§ Exercise description: The whole listing below is to be copied exactly.

§ Extracted information:

▼

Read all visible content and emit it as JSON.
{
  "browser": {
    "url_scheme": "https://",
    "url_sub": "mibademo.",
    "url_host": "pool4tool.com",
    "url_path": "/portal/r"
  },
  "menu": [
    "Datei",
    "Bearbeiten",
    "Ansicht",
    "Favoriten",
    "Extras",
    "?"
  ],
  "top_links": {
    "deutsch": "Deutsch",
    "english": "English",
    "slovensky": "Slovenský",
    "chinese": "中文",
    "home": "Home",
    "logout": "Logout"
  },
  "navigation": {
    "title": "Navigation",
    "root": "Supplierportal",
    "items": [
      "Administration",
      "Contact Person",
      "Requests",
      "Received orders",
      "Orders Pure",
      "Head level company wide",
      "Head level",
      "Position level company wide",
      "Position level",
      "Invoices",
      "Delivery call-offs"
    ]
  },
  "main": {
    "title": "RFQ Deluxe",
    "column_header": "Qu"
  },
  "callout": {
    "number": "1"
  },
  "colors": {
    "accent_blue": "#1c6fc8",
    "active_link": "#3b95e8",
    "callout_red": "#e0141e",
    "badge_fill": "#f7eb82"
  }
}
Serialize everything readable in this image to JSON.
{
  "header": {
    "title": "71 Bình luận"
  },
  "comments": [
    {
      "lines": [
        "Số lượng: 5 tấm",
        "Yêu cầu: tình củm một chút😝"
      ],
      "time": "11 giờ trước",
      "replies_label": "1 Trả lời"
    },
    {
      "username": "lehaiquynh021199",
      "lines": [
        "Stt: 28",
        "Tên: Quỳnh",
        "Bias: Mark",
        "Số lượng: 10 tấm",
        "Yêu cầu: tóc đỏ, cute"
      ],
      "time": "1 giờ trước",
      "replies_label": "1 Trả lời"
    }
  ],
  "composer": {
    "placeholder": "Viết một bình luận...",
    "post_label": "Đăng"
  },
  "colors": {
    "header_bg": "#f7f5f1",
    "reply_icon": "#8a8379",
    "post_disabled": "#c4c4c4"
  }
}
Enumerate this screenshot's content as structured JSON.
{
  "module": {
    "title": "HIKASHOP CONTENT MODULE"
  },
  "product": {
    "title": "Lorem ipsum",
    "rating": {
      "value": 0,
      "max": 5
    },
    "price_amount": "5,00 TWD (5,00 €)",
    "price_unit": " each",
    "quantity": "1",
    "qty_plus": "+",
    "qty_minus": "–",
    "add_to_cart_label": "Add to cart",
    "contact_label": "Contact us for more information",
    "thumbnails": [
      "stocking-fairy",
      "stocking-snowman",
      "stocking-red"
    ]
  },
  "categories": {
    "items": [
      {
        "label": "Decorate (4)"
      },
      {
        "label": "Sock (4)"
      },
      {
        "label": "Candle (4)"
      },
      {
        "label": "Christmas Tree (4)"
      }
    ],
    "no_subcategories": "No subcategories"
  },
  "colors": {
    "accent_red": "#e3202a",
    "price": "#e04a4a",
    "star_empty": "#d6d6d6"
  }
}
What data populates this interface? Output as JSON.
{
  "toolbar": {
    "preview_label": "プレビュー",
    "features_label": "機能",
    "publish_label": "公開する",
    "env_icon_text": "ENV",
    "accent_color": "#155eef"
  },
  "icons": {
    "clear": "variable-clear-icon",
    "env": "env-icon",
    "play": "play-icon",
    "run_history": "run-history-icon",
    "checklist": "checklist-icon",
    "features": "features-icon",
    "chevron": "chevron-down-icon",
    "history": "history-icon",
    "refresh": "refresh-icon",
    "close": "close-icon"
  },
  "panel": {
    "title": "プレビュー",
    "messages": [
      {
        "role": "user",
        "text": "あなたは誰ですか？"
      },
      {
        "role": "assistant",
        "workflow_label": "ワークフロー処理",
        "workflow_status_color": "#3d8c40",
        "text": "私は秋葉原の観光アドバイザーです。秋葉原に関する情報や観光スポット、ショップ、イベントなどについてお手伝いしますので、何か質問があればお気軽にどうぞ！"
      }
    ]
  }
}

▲

§ Response:
Read all visible content and emit it as JSON.
{
  "browser": {
    "url_scheme": "https://",
    "url_sub": "mibademo.",
    "url_host": "pool4tool.com",
    "url_path": "/portal/r"
  },
  "menu": [
    "Datei",
    "Bearbeiten",
    "Ansicht",
    "Favoriten",
    "Extras",
    "?"
  ],
  "top_links": {
    "deutsch": "Deutsch",
    "english": "English",
    "slovensky": "Slovenský",
    "chinese": "中文",
    "home": "Home",
    "logout": "Logout"
  },
  "navigation": {
    "title": "Navigation",
    "root": "Supplierportal",
    "items": [
      "Administration",
      "Contact Person",
      "Requests",
      "Received orders",
      "Orders Pure",
      "Head level company wide",
      "Head level",
      "Position level company wide",
      "Position level",
      "Invoices",
      "Delivery call-offs"
    ]
  },
  "main": {
    "title": "RFQ Deluxe",
    "column_header": "Qu"
  },
  "callout": {
    "number": "1"
  },
  "colors": {
    "accent_blue": "#1c6fc8",
    "active_link": "#3b95e8",
    "callout_red": "#e0141e",
    "badge_fill": "#f7eb82"
  }
}
Serialize everything readable in this image to JSON.
{
  "header": {
    "title": "71 Bình luận"
  },
  "comments": [
    {
      "lines": [
        "Số lượng: 5 tấm",
        "Yêu cầu: tình củm một chút😝"
      ],
      "time": "11 giờ trước",
      "replies_label": "1 Trả lời"
    },
    {
      "username": "lehaiquynh021199",
      "lines": [
        "Stt: 28",
        "Tên: Quỳnh",
        "Bias: Mark",
        "Số lượng: 10 tấm",
        "Yêu cầu: tóc đỏ, cute"
      ],
      "time": "1 giờ trước",
      "replies_label": "1 Trả lời"
    }
  ],
  "composer": {
    "placeholder": "Viết một bình luận...",
    "post_label": "Đăng"
  },
  "colors": {
    "header_bg": "#f7f5f1",
    "reply_icon": "#8a8379",
    "post_disabled": "#c4c4c4"
  }
}
Enumerate this screenshot's content as structured JSON.
{
  "module": {
    "title": "HIKASHOP CONTENT MODULE"
  },
  "product": {
    "title": "Lorem ipsum",
    "rating": {
      "value": 0,
      "max": 5
    },
    "price_amount": "5,00 TWD (5,00 €)",
    "price_unit": " each",
    "quantity": "1",
    "qty_plus": "+",
    "qty_minus": "–",
    "add_to_cart_label": "Add to cart",
    "contact_label": "Contact us for more information",
    "thumbnails": [
      "stocking-fairy",
      "stocking-snowman",
      "stocking-red"
    ]
  },
  "categories": {
    "items": [
      {
        "label": "Decorate (4)"
      },
      {
        "label": "Sock (4)"
      },
      {
        "label": "Candle (4)"
      },
      {
        "label": "Christmas Tree (4)"
      }
    ],
    "no_subcategories": "No subcategories"
  },
  "colors": {
    "accent_red": "#e3202a",
    "price": "#e04a4a",
    "star_empty": "#d6d6d6"
  }
}
What data populates this interface? Output as JSON.
{
  "toolbar": {
    "preview_label": "プレビュー",
    "features_label": "機能",
    "publish_label": "公開する",
    "env_icon_text": "ENV",
    "accent_color": "#155eef"
  },
  "icons": {
    "clear": "variable-clear-icon",
    "env": "env-icon",
    "play": "play-icon",
    "run_history": "run-history-icon",
    "checklist": "checklist-icon",
    "features": "features-icon",
    "chevron": "chevron-down-icon",
    "history": "history-icon",
    "refresh": "refresh-icon",
    "close": "close-icon"
  },
  "panel": {
    "title": "プレビュー",
    "messages": [
      {
        "role": "user",
        "text": "あなたは誰ですか？"
      },
      {
        "role": "assistant",
        "workflow_label": "ワークフロー処理",
        "workflow_status_color": "#3d8c40",
        "text": "私は秋葉原の観光アドバイザーです。秋葉原に関する情報や観光スポット、ショップ、イベントなどについてお手伝いしますので、何か質問があればお気軽にどうぞ！"
      }
    ]
  }
}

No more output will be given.